In the dock stands the already diminished figure of Dennis Kozlowski, a well-padded Nineties uber-boss whose remarkable taste for company-financed excess was his spectacular undoing. To say that Kozlowski, 51, who ran the Tyco International conglomerate, enjoyed a lavish lifestyle scarcely does justice to the truly heroic scale of his spending in his prime years.
The stories are already the stuff of legend. With colleagues such as keeper of the company pursestrings Mark Swartz, ruddy-faced Kozlowski extravagantly spent his way through the peak years of the bull market.
Homes included a $13.5m waterside estate in Boca Raton, Florida, and an $18m Fifth Avenue apartment, decorated with Renoirs and Monets as well as the now-notorious shower curtain.
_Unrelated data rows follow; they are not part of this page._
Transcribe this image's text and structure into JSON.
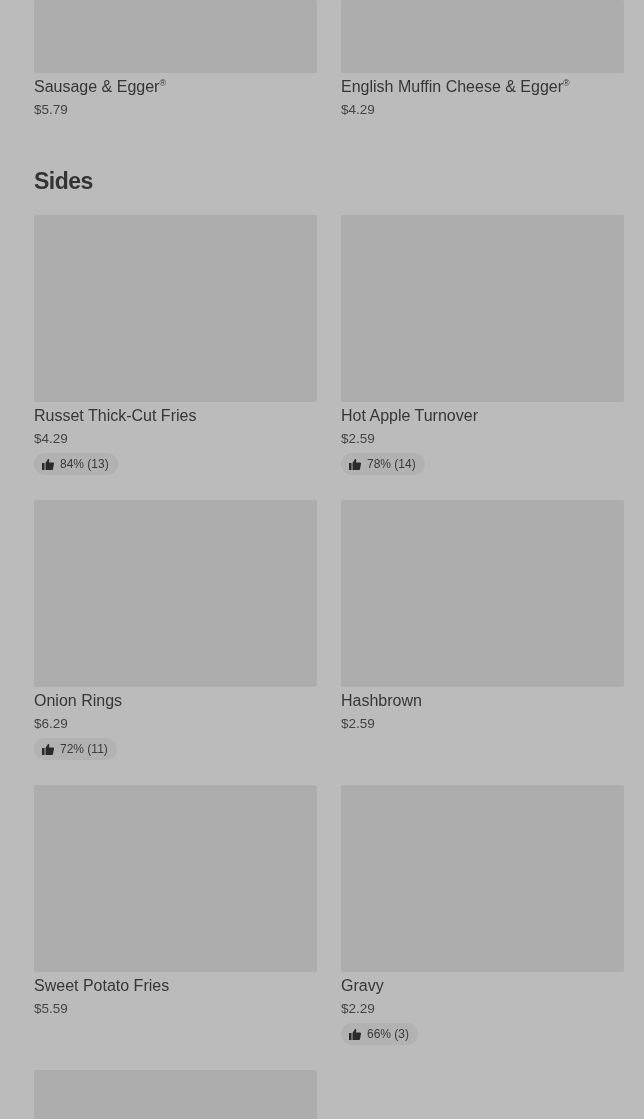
{
  "top_items": [
    {
      "kind": "item",
      "name": "Sausage & Egger$^{®}$",
      "price": "$5.79"
    },
    {
      "kind": "item",
      "name": "English Muffin Cheese & Egger$^{®}$",
      "price": "$4.29"
    }
  ],
  "sections": [
    {
      "title": "Sides",
      "items": [
        {
          "kind": "item",
          "name": "Russet Thick-Cut Fries",
          "price": "$4.29",
          "rating": "84% (13)"
        },
        {
          "kind": "item",
          "name": "Hot Apple Turnover",
          "price": "$2.59",
          "rating": "78% (14)"
        },
        {
          "kind": "item",
          "name": "Onion Rings",
          "price": "$6.29",
          "rating": "72% (11)"
        },
        {
          "kind": "item",
          "name": "Hashbrown",
          "price": "$2.59"
        },
        {
          "kind": "item",
          "name": "Sweet Potato Fries",
          "price": "$5.59"
        },
        {
          "kind": "item",
          "name": "Gravy",
          "price": "$2.29",
          "rating": "66% (3)"
        },
        {
          "kind": "image_only"
        }
      ]
    }
  ]
}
His yacht was a teak-decked beauty called Endeavour, a 130ft sloop that costs $700,000 a year to run. There were also the donations to ‘charidee’ and other worthy causes such as – excruciatingly – a chair in corporate governance at Cambridge University.
The reign of King Kozlowski perhaps reached its apogee of avarice with a now-famous $2m 40th birthday party for his wife Karen in 2001. The celebration, the bill for which is said largely to have been paid by Tyco shareholders, featured an ice sculpture of Michelangelo’s David with vodka streaming from its best-known appendage.
Lawyers for Kozlowski have asked for video tapes of the party to be sealed ahead of the trial to prevent any chance of jurors seeing them and being influenced by its decadent images of bacchanalian festivity.
Although Kozlowski – known as ‘Koz’ in the New York tabloids – has been stripped of his post and faces prison, the lifestyle is still far better than comfortable. On Friday his daughter Sandra is being married on board Endeavour. The wedding is estimated to be costing $200,000.
Kozlowski and his co-defendants, who deny wrongdoing, are accused of looting a total of $600m from Tyco through unauthorised loans, bonuses and stock sales to fund their lifestyle. The outline of the likely defence constructed by their legal teams is already becoming-clear.
Kozlowski, the son of a Newark detective, will argue that he had always intended to repay the money, lent under the company’s Key Employee Loan Programme. His attorneys are also likely to claim that the funds had been paid with the full knowledge of auditors and that ‘all the right people knew’ what was going on.